### TASK GOAL
Find every line in the data that contains the word "this". Return each of those lines.

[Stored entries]
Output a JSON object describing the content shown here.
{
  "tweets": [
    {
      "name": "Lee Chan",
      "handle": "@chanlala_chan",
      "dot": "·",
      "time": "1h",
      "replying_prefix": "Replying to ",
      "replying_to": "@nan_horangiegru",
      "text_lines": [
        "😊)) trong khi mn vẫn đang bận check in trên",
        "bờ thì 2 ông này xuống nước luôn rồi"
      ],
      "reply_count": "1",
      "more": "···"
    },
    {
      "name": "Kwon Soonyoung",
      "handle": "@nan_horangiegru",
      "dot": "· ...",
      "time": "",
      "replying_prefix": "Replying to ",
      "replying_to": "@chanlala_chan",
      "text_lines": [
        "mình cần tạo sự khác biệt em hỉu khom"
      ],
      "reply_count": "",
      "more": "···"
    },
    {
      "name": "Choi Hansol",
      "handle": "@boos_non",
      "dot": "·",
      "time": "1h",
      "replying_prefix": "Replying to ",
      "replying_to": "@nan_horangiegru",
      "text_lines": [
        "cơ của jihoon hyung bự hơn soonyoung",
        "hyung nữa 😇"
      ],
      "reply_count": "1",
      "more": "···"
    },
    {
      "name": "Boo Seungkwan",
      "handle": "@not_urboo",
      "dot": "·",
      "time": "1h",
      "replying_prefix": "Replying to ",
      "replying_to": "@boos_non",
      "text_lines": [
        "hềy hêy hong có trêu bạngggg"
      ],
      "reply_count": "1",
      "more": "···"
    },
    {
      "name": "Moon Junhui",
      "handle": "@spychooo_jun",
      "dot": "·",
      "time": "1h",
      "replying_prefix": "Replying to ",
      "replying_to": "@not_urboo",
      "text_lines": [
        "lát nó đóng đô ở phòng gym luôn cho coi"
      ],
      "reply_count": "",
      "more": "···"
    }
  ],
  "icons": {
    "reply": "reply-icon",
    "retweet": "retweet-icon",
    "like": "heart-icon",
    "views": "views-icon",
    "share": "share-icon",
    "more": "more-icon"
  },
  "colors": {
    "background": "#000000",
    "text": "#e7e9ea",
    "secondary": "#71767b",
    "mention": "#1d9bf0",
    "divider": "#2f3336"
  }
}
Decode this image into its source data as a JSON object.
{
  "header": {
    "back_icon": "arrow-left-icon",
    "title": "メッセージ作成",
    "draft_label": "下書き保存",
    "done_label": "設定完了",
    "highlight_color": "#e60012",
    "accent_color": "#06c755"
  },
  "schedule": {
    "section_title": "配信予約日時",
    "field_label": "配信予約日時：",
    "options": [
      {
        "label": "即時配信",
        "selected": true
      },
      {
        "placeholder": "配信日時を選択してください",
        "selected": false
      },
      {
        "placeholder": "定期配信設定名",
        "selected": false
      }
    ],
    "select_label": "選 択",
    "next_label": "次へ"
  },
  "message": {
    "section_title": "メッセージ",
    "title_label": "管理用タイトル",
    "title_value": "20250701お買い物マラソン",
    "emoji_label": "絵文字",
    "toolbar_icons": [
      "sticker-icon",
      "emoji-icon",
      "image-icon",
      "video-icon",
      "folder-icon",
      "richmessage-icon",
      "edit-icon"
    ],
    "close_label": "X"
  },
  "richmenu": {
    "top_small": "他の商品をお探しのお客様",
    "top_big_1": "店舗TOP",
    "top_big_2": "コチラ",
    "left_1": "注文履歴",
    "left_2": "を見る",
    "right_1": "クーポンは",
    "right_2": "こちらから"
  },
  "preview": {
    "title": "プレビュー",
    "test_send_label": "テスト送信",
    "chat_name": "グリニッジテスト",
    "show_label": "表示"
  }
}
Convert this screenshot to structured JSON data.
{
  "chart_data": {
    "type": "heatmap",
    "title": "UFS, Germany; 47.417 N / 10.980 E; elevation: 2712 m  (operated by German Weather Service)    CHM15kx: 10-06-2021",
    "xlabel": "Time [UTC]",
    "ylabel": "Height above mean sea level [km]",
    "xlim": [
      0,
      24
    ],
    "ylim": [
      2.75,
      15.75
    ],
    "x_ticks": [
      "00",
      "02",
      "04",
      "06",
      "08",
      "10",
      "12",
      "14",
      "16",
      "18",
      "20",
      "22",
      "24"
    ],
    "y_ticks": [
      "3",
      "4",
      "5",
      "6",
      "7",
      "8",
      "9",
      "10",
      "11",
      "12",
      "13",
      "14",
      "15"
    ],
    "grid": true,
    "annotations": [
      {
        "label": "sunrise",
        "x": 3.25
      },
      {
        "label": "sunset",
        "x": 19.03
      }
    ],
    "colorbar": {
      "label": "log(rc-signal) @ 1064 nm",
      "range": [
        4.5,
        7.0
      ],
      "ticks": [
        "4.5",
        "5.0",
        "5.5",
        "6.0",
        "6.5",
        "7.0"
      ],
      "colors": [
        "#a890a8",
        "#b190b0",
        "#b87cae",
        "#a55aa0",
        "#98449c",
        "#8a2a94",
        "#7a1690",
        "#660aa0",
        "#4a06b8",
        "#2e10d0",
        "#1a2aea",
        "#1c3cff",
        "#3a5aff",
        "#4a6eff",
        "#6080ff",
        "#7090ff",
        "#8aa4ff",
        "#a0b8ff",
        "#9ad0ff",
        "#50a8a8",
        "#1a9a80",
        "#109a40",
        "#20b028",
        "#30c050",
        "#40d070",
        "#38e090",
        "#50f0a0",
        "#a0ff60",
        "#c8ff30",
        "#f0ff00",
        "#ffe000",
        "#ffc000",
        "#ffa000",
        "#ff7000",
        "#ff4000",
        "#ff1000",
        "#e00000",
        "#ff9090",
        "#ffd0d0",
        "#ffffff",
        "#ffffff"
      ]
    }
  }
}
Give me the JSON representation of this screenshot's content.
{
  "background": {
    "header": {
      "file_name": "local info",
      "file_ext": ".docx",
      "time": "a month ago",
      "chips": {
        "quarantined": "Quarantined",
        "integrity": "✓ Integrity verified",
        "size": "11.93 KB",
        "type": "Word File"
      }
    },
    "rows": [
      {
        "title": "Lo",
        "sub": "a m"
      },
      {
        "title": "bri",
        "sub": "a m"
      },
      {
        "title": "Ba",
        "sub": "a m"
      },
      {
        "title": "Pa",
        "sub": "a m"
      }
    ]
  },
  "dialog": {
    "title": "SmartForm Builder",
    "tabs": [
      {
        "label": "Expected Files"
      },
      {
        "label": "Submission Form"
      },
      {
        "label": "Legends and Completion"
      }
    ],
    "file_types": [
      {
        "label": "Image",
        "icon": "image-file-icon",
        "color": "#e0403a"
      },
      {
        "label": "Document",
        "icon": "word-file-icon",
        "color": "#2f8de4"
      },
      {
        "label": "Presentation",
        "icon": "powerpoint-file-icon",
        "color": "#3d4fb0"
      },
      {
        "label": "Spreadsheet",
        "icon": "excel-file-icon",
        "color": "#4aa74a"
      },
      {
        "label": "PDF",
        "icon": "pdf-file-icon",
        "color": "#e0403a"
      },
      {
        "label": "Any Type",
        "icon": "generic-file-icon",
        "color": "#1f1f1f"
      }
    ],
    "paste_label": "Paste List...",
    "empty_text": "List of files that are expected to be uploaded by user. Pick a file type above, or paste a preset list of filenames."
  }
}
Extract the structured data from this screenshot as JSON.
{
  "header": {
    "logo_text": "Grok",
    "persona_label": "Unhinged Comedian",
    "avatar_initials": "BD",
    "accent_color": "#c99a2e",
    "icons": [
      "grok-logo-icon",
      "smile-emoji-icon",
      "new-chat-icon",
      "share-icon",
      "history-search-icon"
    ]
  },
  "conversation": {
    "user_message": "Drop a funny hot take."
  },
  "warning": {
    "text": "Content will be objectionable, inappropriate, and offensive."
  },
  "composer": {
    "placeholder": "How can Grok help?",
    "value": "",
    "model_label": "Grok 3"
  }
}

### SOLUTION BELOW
Decode this image into its source data as a JSON object.
Convert this screenshot to structured JSON data.
Give me the JSON representation of this screenshot's content.
Extract the structured data from this screenshot as JSON.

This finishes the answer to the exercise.